START Data for this exercise
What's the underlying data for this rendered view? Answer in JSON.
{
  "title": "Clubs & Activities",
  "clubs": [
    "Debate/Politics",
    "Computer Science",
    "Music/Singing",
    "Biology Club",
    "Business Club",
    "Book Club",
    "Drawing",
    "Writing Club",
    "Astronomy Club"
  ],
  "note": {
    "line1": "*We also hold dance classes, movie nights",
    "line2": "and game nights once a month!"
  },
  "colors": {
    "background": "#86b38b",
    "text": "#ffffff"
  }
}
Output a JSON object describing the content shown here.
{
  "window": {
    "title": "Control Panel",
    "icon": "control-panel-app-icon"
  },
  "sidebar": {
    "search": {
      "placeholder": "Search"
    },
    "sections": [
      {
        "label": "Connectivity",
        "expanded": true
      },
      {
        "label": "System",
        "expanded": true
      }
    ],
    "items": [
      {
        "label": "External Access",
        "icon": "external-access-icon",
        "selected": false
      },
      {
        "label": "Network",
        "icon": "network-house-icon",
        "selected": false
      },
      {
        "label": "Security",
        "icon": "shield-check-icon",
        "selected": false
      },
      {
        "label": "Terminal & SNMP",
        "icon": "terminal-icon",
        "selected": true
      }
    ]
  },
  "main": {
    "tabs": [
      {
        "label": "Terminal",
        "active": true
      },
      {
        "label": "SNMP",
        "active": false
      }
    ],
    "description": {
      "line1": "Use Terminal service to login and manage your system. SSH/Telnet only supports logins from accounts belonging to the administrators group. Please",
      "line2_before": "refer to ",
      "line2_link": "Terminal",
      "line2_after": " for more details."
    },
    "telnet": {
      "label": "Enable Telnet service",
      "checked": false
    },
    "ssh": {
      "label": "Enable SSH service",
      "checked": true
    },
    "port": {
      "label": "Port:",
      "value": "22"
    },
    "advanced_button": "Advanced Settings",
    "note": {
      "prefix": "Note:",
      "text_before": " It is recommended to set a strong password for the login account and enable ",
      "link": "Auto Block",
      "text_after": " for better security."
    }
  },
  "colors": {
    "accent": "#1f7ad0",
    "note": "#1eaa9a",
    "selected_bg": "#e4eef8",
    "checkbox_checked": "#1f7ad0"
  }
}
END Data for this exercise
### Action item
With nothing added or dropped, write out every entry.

### Problem solution
What's the underlying data for this rendered view? Answer in JSON.
{
  "title": "Clubs & Activities",
  "clubs": [
    "Debate/Politics",
    "Computer Science",
    "Music/Singing",
    "Biology Club",
    "Business Club",
    "Book Club",
    "Drawing",
    "Writing Club",
    "Astronomy Club"
  ],
  "note": {
    "line1": "*We also hold dance classes, movie nights",
    "line2": "and game nights once a month!"
  },
  "colors": {
    "background": "#86b38b",
    "text": "#ffffff"
  }
}
Output a JSON object describing the content shown here.
{
  "window": {
    "title": "Control Panel",
    "icon": "control-panel-app-icon"
  },
  "sidebar": {
    "search": {
      "placeholder": "Search"
    },
    "sections": [
      {
        "label": "Connectivity",
        "expanded": true
      },
      {
        "label": "System",
        "expanded": true
      }
    ],
    "items": [
      {
        "label": "External Access",
        "icon": "external-access-icon",
        "selected": false
      },
      {
        "label": "Network",
        "icon": "network-house-icon",
        "selected": false
      },
      {
        "label": "Security",
        "icon": "shield-check-icon",
        "selected": false
      },
      {
        "label": "Terminal & SNMP",
        "icon": "terminal-icon",
        "selected": true
      }
    ]
  },
  "main": {
    "tabs": [
      {
        "label": "Terminal",
        "active": true
      },
      {
        "label": "SNMP",
        "active": false
      }
    ],
    "description": {
      "line1": "Use Terminal service to login and manage your system. SSH/Telnet only supports logins from accounts belonging to the administrators group. Please",
      "line2_before": "refer to ",
      "line2_link": "Terminal",
      "line2_after": " for more details."
    },
    "telnet": {
      "label": "Enable Telnet service",
      "checked": false
    },
    "ssh": {
      "label": "Enable SSH service",
      "checked": true
    },
    "port": {
      "label": "Port:",
      "value": "22"
    },
    "advanced_button": "Advanced Settings",
    "note": {
      "prefix": "Note:",
      "text_before": " It is recommended to set a strong password for the login account and enable ",
      "link": "Auto Block",
      "text_after": " for better security."
    }
  },
  "colors": {
    "accent": "#1f7ad0",
    "note": "#1eaa9a",
    "selected_bg": "#e4eef8",
    "checkbox_checked": "#1f7ad0"
  }
}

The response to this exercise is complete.